Many places where Augustine was physically present over 1,600 years ago either no longer exist or cannot be specifically identified. One of the possible exceptions, however, is his likely place of his baptism, which can still be visited today.
This present cathedral is built over the position of earlier churches there, and the baptistery shown above is now a sub-basement of the present cathedral. It is probably the one that was in use in the fifth century when Augustine was living.
It is open to the public for a few hours each day, and attracts many thousands of pilgrims and tourists every year.
(1) The baptism of Augustine.
Augustine frescoes at San Gimignano. Courtesy of the Web Gallery of Art. http://www.kfki.hu/~arthp/html/g/gozzoli/4gimigna/2/
The Baptism of Augustine. This illuminated manuscript from the Middle Ages depicts the baptism of Augustine by Ambrose. http://www.christusrex.org/www2/berry/f37v.html and http://www.christusrex.org/www2/berry/DB-f37v-d2l.jpg

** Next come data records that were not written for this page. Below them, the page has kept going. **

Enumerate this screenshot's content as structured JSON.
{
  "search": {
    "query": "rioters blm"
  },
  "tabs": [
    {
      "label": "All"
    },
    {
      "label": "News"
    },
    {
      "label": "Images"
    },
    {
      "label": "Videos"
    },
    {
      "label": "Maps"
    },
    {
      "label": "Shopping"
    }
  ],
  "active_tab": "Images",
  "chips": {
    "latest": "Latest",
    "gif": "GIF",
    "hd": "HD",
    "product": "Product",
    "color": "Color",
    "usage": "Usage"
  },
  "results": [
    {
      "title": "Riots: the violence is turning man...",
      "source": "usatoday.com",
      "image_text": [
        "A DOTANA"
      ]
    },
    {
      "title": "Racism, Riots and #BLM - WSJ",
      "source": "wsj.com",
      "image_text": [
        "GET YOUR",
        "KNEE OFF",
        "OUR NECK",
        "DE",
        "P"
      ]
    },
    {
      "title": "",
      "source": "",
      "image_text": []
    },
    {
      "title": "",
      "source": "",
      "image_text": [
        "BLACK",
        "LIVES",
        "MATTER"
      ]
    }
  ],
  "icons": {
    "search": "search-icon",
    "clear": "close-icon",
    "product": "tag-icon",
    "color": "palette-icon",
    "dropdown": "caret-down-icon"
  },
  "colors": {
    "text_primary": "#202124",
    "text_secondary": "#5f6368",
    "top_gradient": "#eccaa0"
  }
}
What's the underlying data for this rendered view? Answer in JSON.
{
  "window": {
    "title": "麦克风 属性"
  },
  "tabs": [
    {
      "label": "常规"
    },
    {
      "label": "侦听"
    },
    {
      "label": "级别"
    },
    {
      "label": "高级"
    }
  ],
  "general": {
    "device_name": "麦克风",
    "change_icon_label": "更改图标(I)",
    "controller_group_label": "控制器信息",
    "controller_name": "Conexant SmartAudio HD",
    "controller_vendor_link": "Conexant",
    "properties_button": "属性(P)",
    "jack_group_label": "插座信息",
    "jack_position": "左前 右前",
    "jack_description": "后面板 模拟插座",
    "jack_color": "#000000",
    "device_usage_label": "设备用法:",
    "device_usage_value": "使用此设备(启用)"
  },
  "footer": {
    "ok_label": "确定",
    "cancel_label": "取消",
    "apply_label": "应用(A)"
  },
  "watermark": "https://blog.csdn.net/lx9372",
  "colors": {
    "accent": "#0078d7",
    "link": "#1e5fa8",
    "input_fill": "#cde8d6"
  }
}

Early Christian Baptistery, Milan. Beneath Milan's Duomo lies the Battistero Paleocristiano, ruins of an Early Christian Christian baptistery dating from the 4th century. A probable site of Augustine’s baptism. A good series of photos are included. http://www.sacred-destinations.com/italy/milan-baptistery
(2) The present cathedral (duomo) of Milan.
Along with Alypius his friend and Adeodatus his son, Augustine was baptised on the night of Holy Saturday 23rd-24th April 387 by Ambrose, Bishop of Milan, from whose preaching he had learned so much. Most probably, Augustine was baptised in the baptistery of a much earlier church that stood on the site of the present Duomo (Cathedral) of Milan.
The Duomo is the third biggest Christian church in the world. It is 108 m in height (to the tip of the tallest spire) and 158 m long. Regarding the cathedral (duomo) of Milan, the spires (towers) of rose marble are the most famous artistic and religious monument in Milan. A range of architectural styles feature: doorways are 17th century, the central balcony from the late 18th century, and the three main upper windows are pieces by Carlo Amati early in the 19th century.
The vast interior of the duomo overwhelms: its impressive pillars, vaults and arches that are enhanced by light that comes through the splendid windows. There also are wonderful statues.Photo GalleryFor the Augnet gallery on the Augustinian history of Milan and nearby Cassiago ("Cassiciacum"), click here.Link
Milan Cathedral. Excellent photographs by Mary Ann Sullivan. http://www.bluffton.edu/~sullivanm/milancath/duomo.html AN4233